[Dataset entries]
------------------------------------------------

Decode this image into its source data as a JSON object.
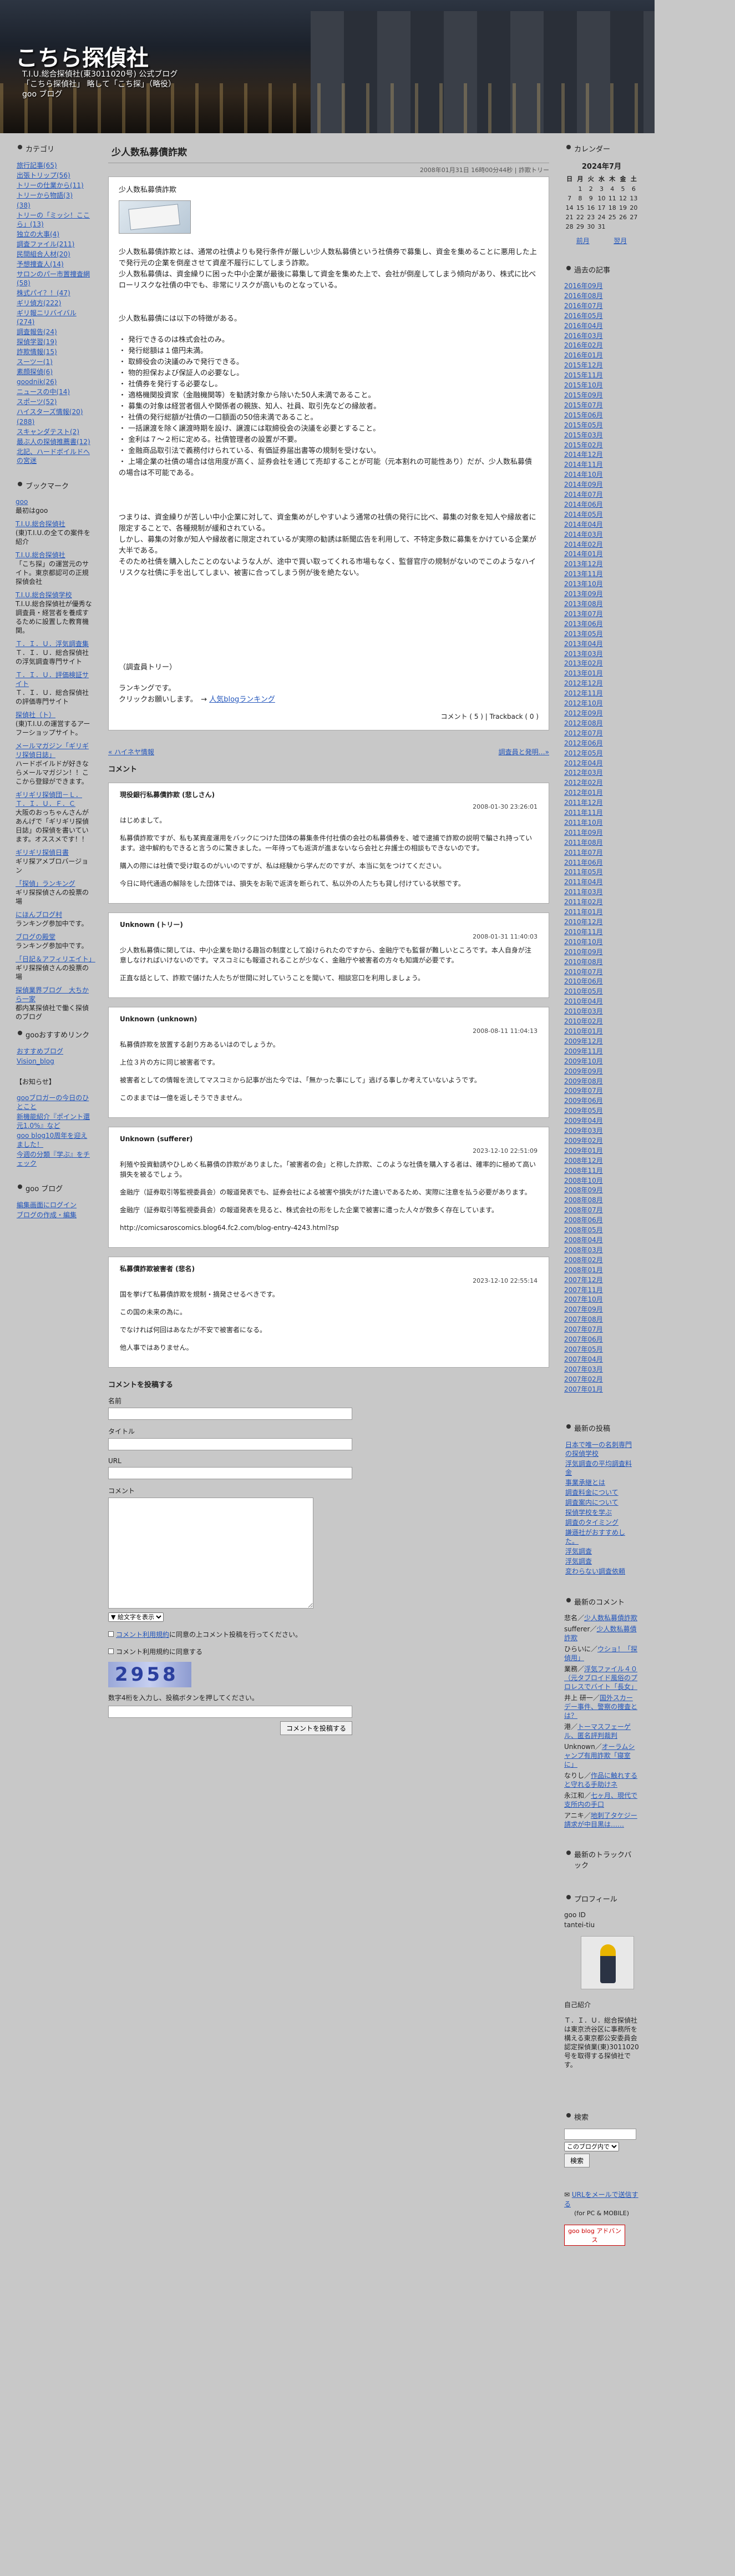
{
  "header": {
    "title": "こちら探偵社",
    "desc": "T.I.U.総合探偵社(東3011020号) 公式ブログ「こちら探偵社」 略して「こち探」（略役）goo ブログ"
  },
  "left": {
    "category_h": "カテゴリ",
    "categories": [
      "旅行記事(65)",
      "出張トリップ(56)",
      "トリーの仕業から(11)",
      "トリーから物語(3)",
      "(38)",
      "トリーの「ミッシ！ここら」(13)",
      "独立の大事(4)",
      "調査ファイル(211)",
      "民間組合人材(20)",
      "予想捜査人(14)",
      "サロンのパー市置捜査網(58)",
      "株式パイ？！(47)",
      "ギリ偵方(222)",
      "ギリ報ニリバイバル(274)",
      "調査報告(24)",
      "探偵学習(19)",
      "詐欺情報(15)",
      "スーツー(1)",
      "素顔探偵(6)",
      "goodnik(26)",
      "ニュースの中(14)",
      "スポーツ(52)",
      "ハイスターズ情報(20)",
      "(288)",
      "スキャンダテスト(2)",
      "最ぶ人の探偵推薦書(12)",
      "北記、ハードボイルドへの宮迷"
    ],
    "bookmark_h": "ブックマーク",
    "bookmarks": [
      {
        "link": "goo",
        "note": "最初はgoo"
      },
      {
        "link": "T.I.U.総合探偵社",
        "note": "(東)T.I.U.の全ての案件を紹介"
      },
      {
        "link": "T.I.U.総合探偵社",
        "note": "「こち探」の運営元のサイト。東京都認可の正規探偵会社"
      },
      {
        "link": "T.I.U.総合探偵学校",
        "note": "T.I.U.総合探偵社が優秀な調査員・経営者を養成するために設置した教育機関。"
      },
      {
        "link": "Ｔ．Ｉ．Ｕ．浮気調査集",
        "note": "Ｔ．Ｉ．Ｕ．総合探偵社の浮気調査専門サイト"
      },
      {
        "link": "Ｔ．Ｉ．Ｕ．評価検証サイト",
        "note": "Ｔ．Ｉ．Ｕ．総合探偵社の評価専門サイト"
      },
      {
        "link": "探偵社（ト）",
        "note": "(東)T.I.U.の運営するアーフーショップサイト。"
      },
      {
        "link": "メールマガジン「ギリギリ探偵日誌」",
        "note": "ハードボイルドが好きならメールマガジン！！ここから登録ができます。"
      },
      {
        "link": "ギリギリ探偵団－Ｌ．Ｔ．Ｉ．Ｕ．Ｆ．Ｃ",
        "note": "大阪のおっちゃんさんがあんげで「ギリギリ探偵日誌」の探偵を書いています。オススメです！！"
      },
      {
        "link": "ギリギリ探偵日書",
        "note": "ギリ探アメブロバージョン"
      },
      {
        "link": "「探偵」ランキング",
        "note": "ギリ探探偵さんの投票の場"
      },
      {
        "link": "にほんブログ村",
        "note": "ランキング参加中です。"
      },
      {
        "link": "ブログの殿堂",
        "note": "ランキング参加中です。"
      },
      {
        "link": "「日記＆アフィリエイト」",
        "note": "ギリ探探偵さんの投票の場"
      },
      {
        "link": "探偵業界ブログ　大ちから一家",
        "note": "都内某探偵社で働く探偵のブログ"
      }
    ],
    "goo_rec_h": "gooおすすめリンク",
    "goo_rec": [
      "おすすめブログ",
      "Vision_blog"
    ],
    "oshirase_h": "【お知らせ】",
    "oshirase": [
      "gooブロガーの今日のひとこと",
      "新機能紹介『ポイント還元1.0%』など",
      "goo blog10周年を迎えました！",
      "今週の分類『学ぶ』をチェック"
    ],
    "goo_blog_h": "goo ブログ",
    "goo_blog": [
      "編集画面にログイン",
      "ブログの作成・編集"
    ]
  },
  "entry": {
    "title": "少人数私募債詐欺",
    "date": "2008年01月31日 16時00分44秒 | 詐欺トリー",
    "box_title": "少人数私募債詐欺",
    "p1": "少人数私募債詐欺とは、通常の社債よりも発行条件が厳しい少人数私募債という社債券で募集し、資金を集めることに悪用した上で発行元の企業を倒産させて資産不履行にしてしまう詐欺。",
    "p1b": "少人数私募債は、資金繰りに困った中小企業が最後に募集して資金を集めた上で、会社が倒産してしまう傾向があり、株式に比べローリスクな社債の中でも、非常にリスクが高いものとなっている。",
    "p2": "少人数私募債には以下の特徴がある。",
    "list": [
      "発行できるのは株式会社のみ。",
      "発行総額は１億円未満。",
      "取締役会の決議のみで発行できる。",
      "物的担保および保証人の必要なし。",
      "社債券を発行する必要なし。",
      "適格機関投資家（金融機関等）を勧誘対象から除いた50人未満であること。",
      "募集の対象は経営者個人や関係者の親族、知人、社員、取引先などの縁故者。",
      "社債の発行総額が社債の一口額面の50倍未満であること。",
      "一括譲渡を除く譲渡時期を設け、譲渡には取締役会の決議を必要とすること。",
      "金利は７〜２桁に定める。社債管理者の設置が不要。",
      "金融商品取引法で義務付けられている、有価証券届出書等の規制を受けない。",
      "上場企業の社債の場合は信用度が高く、証券会社を通じて売却することが可能（元本割れの可能性あり）だが、少人数私募債の場合は不可能である。"
    ],
    "p3": "つまりは、資金繰りが苦しい中小企業に対して、資金集めがしやすいよう通常の社債の発行に比べ、募集の対象を知人や縁故者に限定することで、各種規制が緩和されている。",
    "p3b": "しかし、募集の対象が知人や縁故者に限定されているが実際の勧誘は新聞広告を利用して、不特定多数に募集をかけている企業が大半である。",
    "p3c": "そのため社債を購入したことのないような人が、途中で買い取ってくれる市場もなく、監督官庁の規制がないのでこのようなハイリスクな社債に手を出してしまい、被害に合ってしまう例が後を絶たない。",
    "tree": "（調査員トリー）",
    "rank": "ランキングです。",
    "rank2": "クリックお願いします。　→",
    "rank_link": "人気blogランキング",
    "foot": "コメント ( 5 ) | Trackback ( 0 )"
  },
  "nav": {
    "prev": "« ハイネヤ情報",
    "next": "調査員と発明…»"
  },
  "comments_h": "コメント",
  "comments": [
    {
      "who": "現役銀行私募債詐欺 (悲しさん)",
      "when": "2008-01-30 23:26:01",
      "body": [
        "はじめまして。",
        "私募債詐欺ですが、私も某資産運用をバックにつけた団体の募集条件付社債の会社の私募債券を、嘘で逮捕で詐欺の説明で騙され持っています。途中解約もできると言うのに驚きました。一年待っても返済が進まないなら会社と弁護士の相談もできないのです。",
        "購入の際には社債で受け取るのがいいのですが、私は経験から学んだのですが、本当に気をつけてください。",
        "今日に時代通過の解除をした団体では、損失をお恥で返済を断られて、私以外の人たちも貸し付けている状態です。"
      ]
    },
    {
      "who": "Unknown (トリー)",
      "when": "2008-01-31 11:40:03",
      "body": [
        "少人数私募債に関しては、中小企業を助ける趣旨の制度として設けられたのですから、金融庁でも監督が難しいところです。本人自身が注意しなければいけないのです。マスコミにも報道されることが少なく、金融庁や被害者の方々も知識が必要です。",
        "正直な話として、詐欺で儲けた人たちが世間に対していうことを聞いて、相談窓口を利用しましょう。"
      ]
    },
    {
      "who": "Unknown (unknown)",
      "when": "2008-08-11 11:04:13",
      "body": [
        "私募債詐欺を放置する創り方あるいはのでしょうか。",
        "上位３片の方に同じ被害者です。",
        "被害者としての情報を流してマスコミから記事が出た今では、「無かった事にして」逃げる事しか考えていないようです。",
        "このままでは一億を返しそうできません。"
      ]
    },
    {
      "who": "Unknown (sufferer)",
      "when": "2023-12-10 22:51:09",
      "body": [
        "利殖や投資勧誘やひしめく私募債の詐欺がありました。「被害者の会」と称した詐欺、このような社債を購入する者は、確率的に極めて高い損失を被るでしょう。",
        "金融庁（証券取引等監視委員会）の報道発表でも、証券会社による被害や損失がけた違いであるため、実際に注意を払う必要があります。",
        "金融庁（証券取引等監視委員会）の報道発表を見ると、株式会社の形をした企業で被害に遭った人々が数多く存在しています。",
        "http://comicsaroscomics.blog64.fc2.com/blog-entry-4243.html?sp"
      ]
    },
    {
      "who": "私募債詐欺被害者 (悲名)",
      "when": "2023-12-10 22:55:14",
      "body": [
        "国を挙げて私募債詐欺を規制・摘発させるべきです。",
        "この国の未来の為に。",
        "でなければ何回はあなたが不安で被害者になる。",
        "他人事ではありません。"
      ]
    }
  ],
  "form": {
    "title": "コメントを投稿する",
    "name_label": "名前",
    "title_label": "タイトル",
    "url_label": "URL",
    "comment_label": "コメント",
    "emoji_select": "▼ 絵文字を表示",
    "terms_link": "コメント利用規約",
    "terms_text": "に同意の上コメント投稿を行ってください。",
    "remember": "コメント利用規約に同意する",
    "captcha_text": "2958",
    "captcha_note": "数字4桁を入力し、投稿ボタンを押してください。",
    "submit": "コメントを投稿する"
  },
  "right": {
    "calendar_h": "カレンダー",
    "month": "2024年7月",
    "week": [
      "日",
      "月",
      "火",
      "水",
      "木",
      "金",
      "土"
    ],
    "rows": [
      [
        "",
        "1",
        "2",
        "3",
        "4",
        "5",
        "6"
      ],
      [
        "7",
        "8",
        "9",
        "10",
        "11",
        "12",
        "13"
      ],
      [
        "14",
        "15",
        "16",
        "17",
        "18",
        "19",
        "20"
      ],
      [
        "21",
        "22",
        "23",
        "24",
        "25",
        "26",
        "27"
      ],
      [
        "28",
        "29",
        "30",
        "31",
        "",
        "",
        ""
      ]
    ],
    "prev": "前月",
    "next": "翌月",
    "archive_h": "過去の記事",
    "archive": [
      "2016年09月",
      "2016年08月",
      "2016年07月",
      "2016年05月",
      "2016年04月",
      "2016年03月",
      "2016年02月",
      "2016年01月",
      "2015年12月",
      "2015年11月",
      "2015年10月",
      "2015年09月",
      "2015年07月",
      "2015年06月",
      "2015年05月",
      "2015年03月",
      "2015年02月",
      "2014年12月",
      "2014年11月",
      "2014年10月",
      "2014年09月",
      "2014年07月",
      "2014年06月",
      "2014年05月",
      "2014年04月",
      "2014年03月",
      "2014年02月",
      "2014年01月",
      "2013年12月",
      "2013年11月",
      "2013年10月",
      "2013年09月",
      "2013年08月",
      "2013年07月",
      "2013年06月",
      "2013年05月",
      "2013年04月",
      "2013年03月",
      "2013年02月",
      "2013年01月",
      "2012年12月",
      "2012年11月",
      "2012年10月",
      "2012年09月",
      "2012年08月",
      "2012年07月",
      "2012年06月",
      "2012年05月",
      "2012年04月",
      "2012年03月",
      "2012年02月",
      "2012年01月",
      "2011年12月",
      "2011年11月",
      "2011年10月",
      "2011年09月",
      "2011年08月",
      "2011年07月",
      "2011年06月",
      "2011年05月",
      "2011年04月",
      "2011年03月",
      "2011年02月",
      "2011年01月",
      "2010年12月",
      "2010年11月",
      "2010年10月",
      "2010年09月",
      "2010年08月",
      "2010年07月",
      "2010年06月",
      "2010年05月",
      "2010年04月",
      "2010年03月",
      "2010年02月",
      "2010年01月",
      "2009年12月",
      "2009年11月",
      "2009年10月",
      "2009年09月",
      "2009年08月",
      "2009年07月",
      "2009年06月",
      "2009年05月",
      "2009年04月",
      "2009年03月",
      "2009年02月",
      "2009年01月",
      "2008年12月",
      "2008年11月",
      "2008年10月",
      "2008年09月",
      "2008年08月",
      "2008年07月",
      "2008年06月",
      "2008年05月",
      "2008年04月",
      "2008年03月",
      "2008年02月",
      "2008年01月",
      "2007年12月",
      "2007年11月",
      "2007年10月",
      "2007年09月",
      "2007年08月",
      "2007年07月",
      "2007年06月",
      "2007年05月",
      "2007年04月",
      "2007年03月",
      "2007年02月",
      "2007年01月"
    ],
    "recent_h": "最新の投稿",
    "recent": [
      "日本で唯一の名刺専門の探偵学校",
      "浮気調査の平均調査料金",
      "事業承継とは",
      "調査料金について",
      "調査案内について",
      "探偵学校を学ぶ",
      "調査のタイミング",
      "謙遜社がおすすめした。",
      "浮気調査",
      "浮気調査",
      "変わらない調査依頼"
    ],
    "recent_c_h": "最新のコメント",
    "recent_c": [
      {
        "who": "悲名",
        "on": "少人数私募債詐欺"
      },
      {
        "who": "sufferer",
        "on": "少人数私募債詐欺"
      },
      {
        "who": "ひらいに",
        "on": "ウショ！「探偵用」"
      },
      {
        "who": "業務",
        "on": "浮気ファイル４０（元タブロイド風俗のプロレスでバイト「長女」"
      },
      {
        "who": "井上 研一",
        "on": "国外スカーデー事件、警察の捜査とは？"
      },
      {
        "who": "港",
        "on": "トーマスフェーゲル、匿名評判裁判"
      },
      {
        "who": "Unknown",
        "on": "オーラムシャンプ有用詐欺「寝室に」"
      },
      {
        "who": "なりし",
        "on": "作品に触れすると守れる手助けネ"
      },
      {
        "who": "永江和",
        "on": "七ヶ月、現代で支所内の手口"
      },
      {
        "who": "アニキ",
        "on": "地刺了タケジー請求が中目黒は……"
      }
    ],
    "trackback_h": "最新のトラックバック",
    "profile_h": "プロフィール",
    "goo_id_label": "goo ID",
    "goo_id": "tantei-tiu",
    "self_h": "自己紹介",
    "self": "Ｔ．Ｉ．Ｕ．総合探偵社は東京渋谷区に事務所を構える東京都公安委員会認定探偵業(東)3011020号を取得する探偵社です。",
    "search_h": "検索",
    "search_select": "このブログ内で",
    "search_btn": "検索",
    "rss": "URLをメールで送信する",
    "rss_note": "(for PC & MOBILE)",
    "badge": "goo blog アドバンス"
  }
}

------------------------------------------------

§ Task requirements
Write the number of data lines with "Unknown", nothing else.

§ Problem solution
4